About 1300ft south of Manuha Paya, this 11th-century temple with a Sinhalese-style stupa was supposedly built by Kyanzittha’s Bengali wife Abeyadana, who waited for him here as he hid for his life from his predecessor King Sawlu. It’s famed for its original frescoes, which were cleaned in 1987 by Unesco staff. If the temple is locked, ask at the caretaker’s house, to the south.
With a torch, you can make out many figures that Abeyadana, believed to be a Mahayanist, would likely have asked for: Bodhisattvas such as Avalokitesvara, and Hindu deities Brahma, Vishnu, Shiva and Indra. The inner shrine contains a large, brick seated buddha (partly restored); surrounding walls are lined with niches, most now empty. Inside the front wall are many Jataka scenes.

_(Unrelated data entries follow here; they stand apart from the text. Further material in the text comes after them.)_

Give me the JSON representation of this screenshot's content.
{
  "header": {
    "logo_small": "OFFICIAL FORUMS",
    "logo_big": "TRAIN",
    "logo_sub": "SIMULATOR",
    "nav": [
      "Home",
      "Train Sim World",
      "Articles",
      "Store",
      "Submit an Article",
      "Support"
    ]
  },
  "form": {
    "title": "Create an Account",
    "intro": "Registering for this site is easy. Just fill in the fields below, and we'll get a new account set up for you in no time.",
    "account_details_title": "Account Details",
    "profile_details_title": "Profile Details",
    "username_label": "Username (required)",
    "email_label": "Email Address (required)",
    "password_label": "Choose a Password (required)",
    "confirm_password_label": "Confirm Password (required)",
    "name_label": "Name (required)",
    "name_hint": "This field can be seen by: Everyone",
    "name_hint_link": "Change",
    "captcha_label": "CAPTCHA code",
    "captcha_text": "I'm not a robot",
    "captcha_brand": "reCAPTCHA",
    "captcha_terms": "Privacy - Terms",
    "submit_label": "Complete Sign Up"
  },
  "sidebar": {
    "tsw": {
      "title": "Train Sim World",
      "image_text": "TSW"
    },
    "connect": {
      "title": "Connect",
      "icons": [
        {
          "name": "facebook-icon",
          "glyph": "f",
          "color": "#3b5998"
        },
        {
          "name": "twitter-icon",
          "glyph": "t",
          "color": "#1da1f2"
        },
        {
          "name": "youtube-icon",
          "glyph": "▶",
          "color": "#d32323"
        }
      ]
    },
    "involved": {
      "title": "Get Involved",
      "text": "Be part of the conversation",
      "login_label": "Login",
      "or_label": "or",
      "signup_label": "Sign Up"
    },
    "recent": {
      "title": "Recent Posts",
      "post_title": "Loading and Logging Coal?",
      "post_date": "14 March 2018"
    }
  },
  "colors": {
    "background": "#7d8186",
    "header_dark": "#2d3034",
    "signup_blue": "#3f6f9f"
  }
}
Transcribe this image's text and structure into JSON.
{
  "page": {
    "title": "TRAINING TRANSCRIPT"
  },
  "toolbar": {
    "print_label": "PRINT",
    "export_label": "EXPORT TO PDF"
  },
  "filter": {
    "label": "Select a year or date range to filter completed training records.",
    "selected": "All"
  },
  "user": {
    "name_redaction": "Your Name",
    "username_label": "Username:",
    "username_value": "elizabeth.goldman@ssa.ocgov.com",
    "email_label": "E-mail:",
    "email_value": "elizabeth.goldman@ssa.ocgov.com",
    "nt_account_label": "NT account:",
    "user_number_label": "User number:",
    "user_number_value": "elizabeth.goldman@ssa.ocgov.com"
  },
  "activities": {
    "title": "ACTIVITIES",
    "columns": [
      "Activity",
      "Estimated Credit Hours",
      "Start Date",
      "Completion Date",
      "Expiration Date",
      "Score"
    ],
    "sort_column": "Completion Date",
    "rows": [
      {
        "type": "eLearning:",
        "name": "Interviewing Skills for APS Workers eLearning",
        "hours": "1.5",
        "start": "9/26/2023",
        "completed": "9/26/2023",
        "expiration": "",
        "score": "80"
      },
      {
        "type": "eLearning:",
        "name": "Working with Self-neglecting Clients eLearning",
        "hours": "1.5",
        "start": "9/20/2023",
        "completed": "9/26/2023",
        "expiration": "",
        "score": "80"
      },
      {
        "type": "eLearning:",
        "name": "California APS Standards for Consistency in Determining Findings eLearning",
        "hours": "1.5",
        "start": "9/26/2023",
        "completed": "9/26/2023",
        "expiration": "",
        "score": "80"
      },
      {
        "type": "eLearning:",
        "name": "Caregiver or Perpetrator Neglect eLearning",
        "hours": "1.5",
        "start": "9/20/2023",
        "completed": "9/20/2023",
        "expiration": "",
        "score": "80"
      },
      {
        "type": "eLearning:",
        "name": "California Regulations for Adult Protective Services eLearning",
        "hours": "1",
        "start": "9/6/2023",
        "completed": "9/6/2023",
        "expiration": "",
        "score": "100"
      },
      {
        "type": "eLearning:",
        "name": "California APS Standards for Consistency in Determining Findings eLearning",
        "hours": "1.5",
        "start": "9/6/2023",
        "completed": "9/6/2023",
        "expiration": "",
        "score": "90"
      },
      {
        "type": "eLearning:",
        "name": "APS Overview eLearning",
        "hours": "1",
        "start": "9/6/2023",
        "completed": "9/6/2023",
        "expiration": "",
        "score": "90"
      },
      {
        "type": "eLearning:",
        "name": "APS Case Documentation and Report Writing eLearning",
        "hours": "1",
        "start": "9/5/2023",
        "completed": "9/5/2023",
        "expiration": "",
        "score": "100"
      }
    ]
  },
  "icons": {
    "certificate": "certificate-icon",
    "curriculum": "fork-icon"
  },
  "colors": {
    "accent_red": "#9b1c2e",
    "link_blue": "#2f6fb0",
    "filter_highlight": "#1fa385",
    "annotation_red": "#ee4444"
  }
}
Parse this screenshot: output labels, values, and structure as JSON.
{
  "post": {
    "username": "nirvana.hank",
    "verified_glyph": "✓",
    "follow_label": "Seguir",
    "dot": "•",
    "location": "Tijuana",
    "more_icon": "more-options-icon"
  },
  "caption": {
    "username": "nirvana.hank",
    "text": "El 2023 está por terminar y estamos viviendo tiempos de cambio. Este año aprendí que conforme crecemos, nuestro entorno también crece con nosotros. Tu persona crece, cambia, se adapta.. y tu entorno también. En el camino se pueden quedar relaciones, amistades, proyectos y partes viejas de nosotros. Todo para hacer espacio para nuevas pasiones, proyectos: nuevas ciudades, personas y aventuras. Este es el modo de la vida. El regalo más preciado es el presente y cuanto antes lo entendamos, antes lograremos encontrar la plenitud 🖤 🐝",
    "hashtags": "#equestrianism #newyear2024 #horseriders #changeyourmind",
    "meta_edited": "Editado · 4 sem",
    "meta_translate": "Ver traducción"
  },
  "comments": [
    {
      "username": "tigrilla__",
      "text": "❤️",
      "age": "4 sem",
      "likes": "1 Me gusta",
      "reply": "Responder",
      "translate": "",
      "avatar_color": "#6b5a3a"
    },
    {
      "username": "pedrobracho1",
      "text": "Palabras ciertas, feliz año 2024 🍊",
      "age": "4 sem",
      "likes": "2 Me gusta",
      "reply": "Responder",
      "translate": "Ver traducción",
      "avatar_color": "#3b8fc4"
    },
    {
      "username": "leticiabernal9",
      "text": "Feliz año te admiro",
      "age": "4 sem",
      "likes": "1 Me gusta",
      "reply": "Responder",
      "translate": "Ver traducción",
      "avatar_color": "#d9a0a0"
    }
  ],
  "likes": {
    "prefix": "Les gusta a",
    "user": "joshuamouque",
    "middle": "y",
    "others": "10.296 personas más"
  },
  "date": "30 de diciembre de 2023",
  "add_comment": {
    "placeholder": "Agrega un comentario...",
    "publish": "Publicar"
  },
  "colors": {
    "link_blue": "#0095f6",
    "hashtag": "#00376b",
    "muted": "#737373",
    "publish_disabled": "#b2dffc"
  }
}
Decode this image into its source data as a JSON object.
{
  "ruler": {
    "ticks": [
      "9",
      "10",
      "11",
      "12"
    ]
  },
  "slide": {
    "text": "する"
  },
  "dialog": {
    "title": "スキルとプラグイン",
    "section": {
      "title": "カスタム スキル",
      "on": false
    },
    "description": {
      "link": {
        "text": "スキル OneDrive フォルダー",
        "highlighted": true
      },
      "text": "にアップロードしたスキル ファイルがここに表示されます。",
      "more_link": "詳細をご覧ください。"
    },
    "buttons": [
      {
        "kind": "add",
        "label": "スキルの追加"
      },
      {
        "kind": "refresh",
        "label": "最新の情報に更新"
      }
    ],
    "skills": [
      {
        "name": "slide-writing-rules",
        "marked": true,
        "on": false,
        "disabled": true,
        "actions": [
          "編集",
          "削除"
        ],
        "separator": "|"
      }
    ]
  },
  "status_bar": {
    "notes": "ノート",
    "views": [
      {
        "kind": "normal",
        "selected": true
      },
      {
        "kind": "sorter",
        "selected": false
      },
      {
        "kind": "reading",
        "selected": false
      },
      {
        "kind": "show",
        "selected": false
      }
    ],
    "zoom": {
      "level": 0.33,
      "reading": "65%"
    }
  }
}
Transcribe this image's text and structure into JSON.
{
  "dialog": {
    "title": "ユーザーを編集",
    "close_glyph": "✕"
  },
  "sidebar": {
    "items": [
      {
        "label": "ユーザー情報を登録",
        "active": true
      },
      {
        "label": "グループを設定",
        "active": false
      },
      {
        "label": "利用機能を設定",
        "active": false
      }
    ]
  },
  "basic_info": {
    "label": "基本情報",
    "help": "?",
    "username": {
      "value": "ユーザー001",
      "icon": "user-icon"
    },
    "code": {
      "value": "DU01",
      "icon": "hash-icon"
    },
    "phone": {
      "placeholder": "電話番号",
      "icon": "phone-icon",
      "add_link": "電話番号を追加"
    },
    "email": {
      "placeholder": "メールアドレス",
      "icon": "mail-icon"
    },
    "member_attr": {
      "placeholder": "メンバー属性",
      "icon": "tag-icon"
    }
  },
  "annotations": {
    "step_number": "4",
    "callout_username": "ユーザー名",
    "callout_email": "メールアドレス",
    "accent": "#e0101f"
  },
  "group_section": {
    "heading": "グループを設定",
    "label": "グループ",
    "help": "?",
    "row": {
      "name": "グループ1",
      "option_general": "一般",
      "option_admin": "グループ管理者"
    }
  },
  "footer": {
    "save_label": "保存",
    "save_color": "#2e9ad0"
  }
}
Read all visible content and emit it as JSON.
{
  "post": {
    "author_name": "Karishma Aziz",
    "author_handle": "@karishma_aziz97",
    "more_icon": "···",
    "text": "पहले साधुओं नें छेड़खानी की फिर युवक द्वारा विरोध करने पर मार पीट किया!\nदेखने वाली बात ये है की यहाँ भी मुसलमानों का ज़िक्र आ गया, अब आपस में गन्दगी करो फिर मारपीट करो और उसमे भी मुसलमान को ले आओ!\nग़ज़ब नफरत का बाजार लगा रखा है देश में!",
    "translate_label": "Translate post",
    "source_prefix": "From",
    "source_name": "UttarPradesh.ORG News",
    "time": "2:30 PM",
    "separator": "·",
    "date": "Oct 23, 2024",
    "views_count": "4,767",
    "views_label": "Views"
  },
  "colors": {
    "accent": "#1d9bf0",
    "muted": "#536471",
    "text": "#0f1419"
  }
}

Some visitors enjoy the sunset at the often overlooked Kyasin temple across the road.